Henry Wallace was a progressive, ingenious farmer from Iowa who appreciated science and the arts, was into Buddhism and had a passionate appreciation for what the Russian people had been through during WW II. He expressed the opinion that rather than have a confrontational stand with the Russians, we should live with them peacefully and allow a healthy competition between the two systems to see which one was best. You can imagine how this went over with the capitalists and the Southern Democratic leaders. There are no Henry Wallaces in the Federal Government today. If any did exist, they were expunged by McCarthyism. Stone has a deep appreciation for Wallace and continuously comes back to his theme that if Wallace had become President in 1945, the Cold War and the militaristic society we have become could have been avoided. That much is self-evident given all of the positions that Wallace famously took.

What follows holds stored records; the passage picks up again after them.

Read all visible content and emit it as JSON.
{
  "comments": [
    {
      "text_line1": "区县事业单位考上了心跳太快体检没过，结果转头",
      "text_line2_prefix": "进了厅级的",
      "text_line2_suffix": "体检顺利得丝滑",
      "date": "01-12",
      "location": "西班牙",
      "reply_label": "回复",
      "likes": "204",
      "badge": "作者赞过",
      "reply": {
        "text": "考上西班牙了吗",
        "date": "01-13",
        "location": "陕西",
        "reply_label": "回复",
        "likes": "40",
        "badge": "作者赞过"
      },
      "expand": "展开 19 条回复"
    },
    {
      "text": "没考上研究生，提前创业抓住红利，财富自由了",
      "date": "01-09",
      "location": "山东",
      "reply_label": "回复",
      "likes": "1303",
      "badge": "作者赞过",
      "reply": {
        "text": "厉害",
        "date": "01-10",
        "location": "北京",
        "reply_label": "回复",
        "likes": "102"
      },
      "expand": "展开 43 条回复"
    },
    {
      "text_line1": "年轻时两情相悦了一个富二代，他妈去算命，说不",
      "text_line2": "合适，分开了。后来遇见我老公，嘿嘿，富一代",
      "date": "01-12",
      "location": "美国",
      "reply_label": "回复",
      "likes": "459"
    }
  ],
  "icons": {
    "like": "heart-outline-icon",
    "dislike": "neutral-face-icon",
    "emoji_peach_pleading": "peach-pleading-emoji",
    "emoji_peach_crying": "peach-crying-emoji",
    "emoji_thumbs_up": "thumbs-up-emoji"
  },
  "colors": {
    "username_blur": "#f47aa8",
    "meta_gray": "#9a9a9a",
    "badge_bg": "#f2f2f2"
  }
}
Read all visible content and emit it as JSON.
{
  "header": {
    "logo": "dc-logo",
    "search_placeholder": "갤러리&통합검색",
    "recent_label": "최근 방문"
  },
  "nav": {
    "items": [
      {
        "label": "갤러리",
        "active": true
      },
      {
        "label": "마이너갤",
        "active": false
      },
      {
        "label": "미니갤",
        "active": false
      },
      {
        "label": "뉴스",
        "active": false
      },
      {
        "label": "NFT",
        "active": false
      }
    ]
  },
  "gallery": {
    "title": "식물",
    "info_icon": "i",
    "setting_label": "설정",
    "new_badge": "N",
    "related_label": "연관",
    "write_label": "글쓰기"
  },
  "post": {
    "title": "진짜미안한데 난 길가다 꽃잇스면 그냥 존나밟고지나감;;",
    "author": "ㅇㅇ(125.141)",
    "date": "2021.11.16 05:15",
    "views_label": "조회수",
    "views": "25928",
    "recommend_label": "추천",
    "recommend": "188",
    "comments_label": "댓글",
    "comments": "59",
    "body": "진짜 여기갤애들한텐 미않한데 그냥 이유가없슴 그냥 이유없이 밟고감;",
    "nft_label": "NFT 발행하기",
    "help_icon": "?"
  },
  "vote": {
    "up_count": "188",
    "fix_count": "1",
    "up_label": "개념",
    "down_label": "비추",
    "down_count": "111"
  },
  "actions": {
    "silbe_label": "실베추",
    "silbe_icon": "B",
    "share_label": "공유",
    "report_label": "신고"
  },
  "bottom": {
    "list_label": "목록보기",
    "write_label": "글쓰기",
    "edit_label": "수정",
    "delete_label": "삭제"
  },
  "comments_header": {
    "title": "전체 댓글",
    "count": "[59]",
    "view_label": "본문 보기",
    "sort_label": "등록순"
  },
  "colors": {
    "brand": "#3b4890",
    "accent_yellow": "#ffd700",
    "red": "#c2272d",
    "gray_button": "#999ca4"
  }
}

The untold history is well worth watching. Even if you think you know some of the events, you will always learn something new and Stone tries to avoid conspiracy theories, though he leaves the issue of Kennedy’s assassination open to question (don’t we all). It is still astonishing to me, that given the debt we have to the Russians for their role in defeating Germany in WW II, we did not formally recognize their contribution until John Kennedy, as President, addressed their sacrifice and bravery in a commencement speech he gave at the American University in June, 1963, months before he was assassinated.  Of course that speech, one of his best, was given to help promote a peaceful and productive round of nuclear test ban talks, which Nikita Khrushchev, the Russian Premier, had proposed earlier. Oliver Stone’s “The Untold History of the United States” reminds us of this debt, that we have never recognized with sufficient gratitude; we are not talking about communism vs capitalism here, but rather an incredible sacrifice that the Russian people made that directly benefited us in shortening both the war in Europe and the war against Japan. We cannot get our head around 27 million people or the ingenious manner in which they built a new more modern industrial state to confront the German Army, achieved within 2 years after the beginning of the German invasion.

RFM

    Print This Post Print This Post

Comments are closed.